To enable meaningful comparisons across languages, we will create a shared multilingual vector space for semantic indexing. This space will include representations for words, key phrases, named entities, paragraphs, documents, and images. By aligning these representations between languages, we can retrieve semantically similar content. This indexing approach, combined with hierarchical clustering, will facilitate the grouping of related items at different levels of granularity, allowing, for example, for the exploration of content reuse patterns across languages. We also aim to connect our content with external knowledge repositories, such as Wikipedia, to provide additional context and comparison with broader historical knowledge.

Performance assessment: ensuring reliable results

Evaluating source consolidation enrichment, and linking is key. From a user perspective, it is a precondition for an informed and transparent use of data. Users will benefit from confidence scores associated with semantic annotations, allowing them to gauge data quality. From an NLP perspective, understanding the strengths and weaknesses of our system will guide future improvements. Evaluation will include traditional comparisons with manually created ground truths and collaboration with historians to ensure the tools meet real-world needs. Our commitment to ongoing evaluation extends to organising international evaluation shared tasks on article classification and NE processing, following up the two HIPE campaigns in 2020 and 2022 (https://github.com/hipe-eval).
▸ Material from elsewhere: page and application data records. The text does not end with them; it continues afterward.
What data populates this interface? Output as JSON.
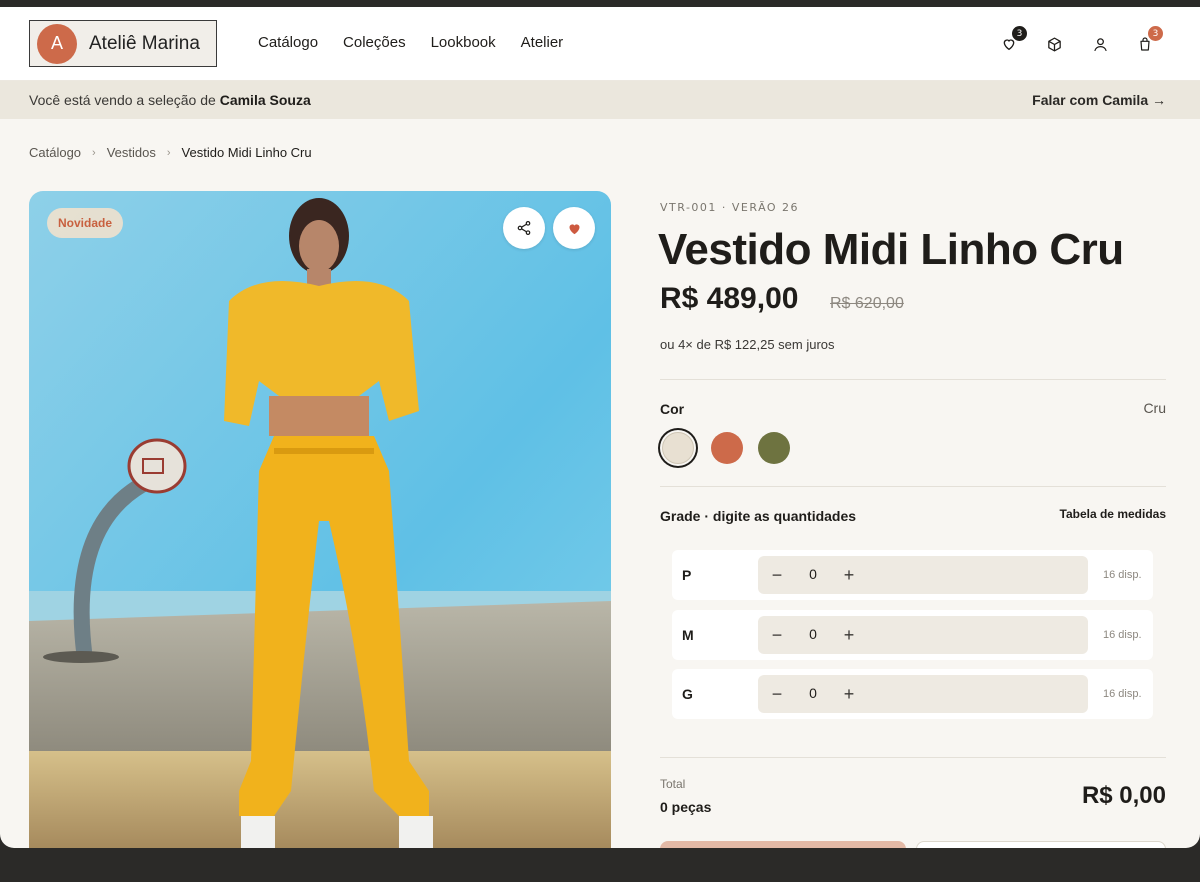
{
  "brand": {
    "initial": "A",
    "name": "Ateliê Marina"
  },
  "nav": [
    {
      "label": "Catálogo"
    },
    {
      "label": "Coleções"
    },
    {
      "label": "Lookbook"
    },
    {
      "label": "Atelier"
    }
  ],
  "header_icons": {
    "favorites": {
      "icon": "heart-icon",
      "badge": "3",
      "badge_color": "#1f1d1a"
    },
    "orders": {
      "icon": "box-icon"
    },
    "account": {
      "icon": "user-icon"
    },
    "bag": {
      "icon": "bag-icon",
      "badge": "3",
      "badge_color": "#cd6a4a"
    }
  },
  "notice": {
    "prefix": "Você está vendo a seleção de",
    "name": "Camila Souza",
    "action": "Falar com Camila →"
  },
  "breadcrumb": {
    "items": [
      "Catálogo",
      "Vestidos"
    ],
    "current": "Vestido Midi Linho Cru",
    "separator": "›"
  },
  "image": {
    "badge": "Novidade",
    "share_icon": "share-icon",
    "favorite_icon": "heart-filled-icon"
  },
  "product": {
    "sku": "VTR-001 · VERÃO 26",
    "title": "Vestido Midi Linho Cru",
    "price": "R$ 489,00",
    "old_price": "R$ 620,00",
    "installments": "ou 4× de R$ 122,25 sem juros"
  },
  "color": {
    "label": "Cor",
    "selected": "Cru",
    "swatches": [
      {
        "name": "Cru",
        "hex": "#e8e0d2"
      },
      {
        "name": "Terracota",
        "hex": "#cd6a4a"
      },
      {
        "name": "Oliva",
        "hex": "#6e7340"
      }
    ]
  },
  "grade": {
    "label": "Grade · digite as quantidades",
    "size_chart": "Tabela de medidas",
    "sizes": [
      {
        "size": "P",
        "qty": "0",
        "available": "16 disp."
      },
      {
        "size": "M",
        "qty": "0",
        "available": "16 disp."
      },
      {
        "size": "G",
        "qty": "0",
        "available": "16 disp."
      }
    ]
  },
  "total": {
    "label": "Total",
    "count": "0 peças",
    "value": "R$ 0,00"
  }
}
Key concepts: our approach in 5 steps

To achieve our goals, we are guided by five key concepts:

  1. Vectorization: Creating numeric embeddings for linguistic and visual content to facilitate semantic representations.

  2. Cross-lingual alignment: Ensuring comparable semantic representations for different languages and media types.

  3. Contextualization: Enhancing linguistic content with contextualised embeddings and linking out to external resources for richer context.

  4. Aggregation and abstraction: Applying hierarchical clustering to provide meaningful grouping for exploration and visualization.

  5. Relevance assessment: Computing scores for the centrality of entities and concepts to determine their importance in historical documents.

Through these concepts, we aim to provide accessible and powerful tools for historians and researchers, enriching the exploration of historical data and fostering new insights.